> Work instructions: Return the listing in full. Keep each line exactly as it is.

> Provided data:

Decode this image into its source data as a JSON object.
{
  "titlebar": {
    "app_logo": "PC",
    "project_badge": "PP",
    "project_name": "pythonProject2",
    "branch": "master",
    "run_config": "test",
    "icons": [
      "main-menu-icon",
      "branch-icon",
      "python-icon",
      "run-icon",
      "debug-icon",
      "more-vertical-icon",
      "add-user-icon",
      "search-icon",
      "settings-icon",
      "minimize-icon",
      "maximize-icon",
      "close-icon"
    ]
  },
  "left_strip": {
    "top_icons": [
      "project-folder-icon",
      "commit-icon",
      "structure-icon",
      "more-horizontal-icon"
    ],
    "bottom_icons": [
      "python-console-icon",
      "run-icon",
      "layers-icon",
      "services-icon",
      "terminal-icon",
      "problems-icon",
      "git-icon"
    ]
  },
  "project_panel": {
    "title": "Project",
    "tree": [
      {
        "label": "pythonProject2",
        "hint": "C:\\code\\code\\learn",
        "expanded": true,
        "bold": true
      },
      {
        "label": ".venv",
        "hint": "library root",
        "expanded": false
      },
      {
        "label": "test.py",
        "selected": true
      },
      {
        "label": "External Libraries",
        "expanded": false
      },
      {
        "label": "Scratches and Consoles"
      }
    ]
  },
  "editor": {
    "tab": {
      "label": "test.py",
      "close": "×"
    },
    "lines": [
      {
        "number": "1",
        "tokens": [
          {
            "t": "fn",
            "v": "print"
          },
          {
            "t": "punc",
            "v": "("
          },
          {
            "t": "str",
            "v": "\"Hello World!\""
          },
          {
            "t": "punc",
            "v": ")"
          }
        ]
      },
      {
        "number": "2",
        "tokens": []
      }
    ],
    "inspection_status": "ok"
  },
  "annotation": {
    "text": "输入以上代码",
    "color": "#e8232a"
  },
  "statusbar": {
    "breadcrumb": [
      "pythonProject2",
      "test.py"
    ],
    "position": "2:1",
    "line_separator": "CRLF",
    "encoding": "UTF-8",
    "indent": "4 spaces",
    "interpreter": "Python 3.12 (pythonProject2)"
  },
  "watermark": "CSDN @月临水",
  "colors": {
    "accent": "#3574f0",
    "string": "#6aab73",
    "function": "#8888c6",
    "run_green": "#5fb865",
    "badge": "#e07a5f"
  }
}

> Result:
Decode this image into its source data as a JSON object.
{
  "titlebar": {
    "app_logo": "PC",
    "project_badge": "PP",
    "project_name": "pythonProject2",
    "branch": "master",
    "run_config": "test",
    "icons": [
      "main-menu-icon",
      "branch-icon",
      "python-icon",
      "run-icon",
      "debug-icon",
      "more-vertical-icon",
      "add-user-icon",
      "search-icon",
      "settings-icon",
      "minimize-icon",
      "maximize-icon",
      "close-icon"
    ]
  },
  "left_strip": {
    "top_icons": [
      "project-folder-icon",
      "commit-icon",
      "structure-icon",
      "more-horizontal-icon"
    ],
    "bottom_icons": [
      "python-console-icon",
      "run-icon",
      "layers-icon",
      "services-icon",
      "terminal-icon",
      "problems-icon",
      "git-icon"
    ]
  },
  "project_panel": {
    "title": "Project",
    "tree": [
      {
        "label": "pythonProject2",
        "hint": "C:\\code\\code\\learn",
        "expanded": true,
        "bold": true
      },
      {
        "label": ".venv",
        "hint": "library root",
        "expanded": false
      },
      {
        "label": "test.py",
        "selected": true
      },
      {
        "label": "External Libraries",
        "expanded": false
      },
      {
        "label": "Scratches and Consoles"
      }
    ]
  },
  "editor": {
    "tab": {
      "label": "test.py",
      "close": "×"
    },
    "lines": [
      {
        "number": "1",
        "tokens": [
          {
            "t": "fn",
            "v": "print"
          },
          {
            "t": "punc",
            "v": "("
          },
          {
            "t": "str",
            "v": "\"Hello World!\""
          },
          {
            "t": "punc",
            "v": ")"
          }
        ]
      },
      {
        "number": "2",
        "tokens": []
      }
    ],
    "inspection_status": "ok"
  },
  "annotation": {
    "text": "输入以上代码",
    "color": "#e8232a"
  },
  "statusbar": {
    "breadcrumb": [
      "pythonProject2",
      "test.py"
    ],
    "position": "2:1",
    "line_separator": "CRLF",
    "encoding": "UTF-8",
    "indent": "4 spaces",
    "interpreter": "Python 3.12 (pythonProject2)"
  },
  "watermark": "CSDN @月临水",
  "colors": {
    "accent": "#3574f0",
    "string": "#6aab73",
    "function": "#8888c6",
    "run_green": "#5fb865",
    "badge": "#e07a5f"
  }
}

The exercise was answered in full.